-- Records shown follows --

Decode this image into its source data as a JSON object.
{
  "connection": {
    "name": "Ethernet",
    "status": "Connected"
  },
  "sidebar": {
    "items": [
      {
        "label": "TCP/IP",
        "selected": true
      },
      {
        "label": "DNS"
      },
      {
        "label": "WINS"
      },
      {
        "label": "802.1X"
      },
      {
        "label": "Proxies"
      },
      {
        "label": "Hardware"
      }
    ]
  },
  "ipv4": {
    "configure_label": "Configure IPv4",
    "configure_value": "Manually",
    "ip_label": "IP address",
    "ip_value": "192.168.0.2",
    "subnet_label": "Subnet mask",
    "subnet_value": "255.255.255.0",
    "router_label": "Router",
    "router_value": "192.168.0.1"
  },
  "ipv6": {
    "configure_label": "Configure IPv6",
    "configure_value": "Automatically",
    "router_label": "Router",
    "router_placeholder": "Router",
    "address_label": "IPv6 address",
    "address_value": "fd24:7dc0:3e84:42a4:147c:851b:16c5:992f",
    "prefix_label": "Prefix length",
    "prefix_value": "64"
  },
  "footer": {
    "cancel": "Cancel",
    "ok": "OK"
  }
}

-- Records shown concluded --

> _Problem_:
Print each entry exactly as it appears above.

> _Solution to the problem_:
Decode this image into its source data as a JSON object.
{
  "connection": {
    "name": "Ethernet",
    "status": "Connected"
  },
  "sidebar": {
    "items": [
      {
        "label": "TCP/IP",
        "selected": true
      },
      {
        "label": "DNS"
      },
      {
        "label": "WINS"
      },
      {
        "label": "802.1X"
      },
      {
        "label": "Proxies"
      },
      {
        "label": "Hardware"
      }
    ]
  },
  "ipv4": {
    "configure_label": "Configure IPv4",
    "configure_value": "Manually",
    "ip_label": "IP address",
    "ip_value": "192.168.0.2",
    "subnet_label": "Subnet mask",
    "subnet_value": "255.255.255.0",
    "router_label": "Router",
    "router_value": "192.168.0.1"
  },
  "ipv6": {
    "configure_label": "Configure IPv6",
    "configure_value": "Automatically",
    "router_label": "Router",
    "router_placeholder": "Router",
    "address_label": "IPv6 address",
    "address_value": "fd24:7dc0:3e84:42a4:147c:851b:16c5:992f",
    "prefix_label": "Prefix length",
    "prefix_value": "64"
  },
  "footer": {
    "cancel": "Cancel",
    "ok": "OK"
  }
}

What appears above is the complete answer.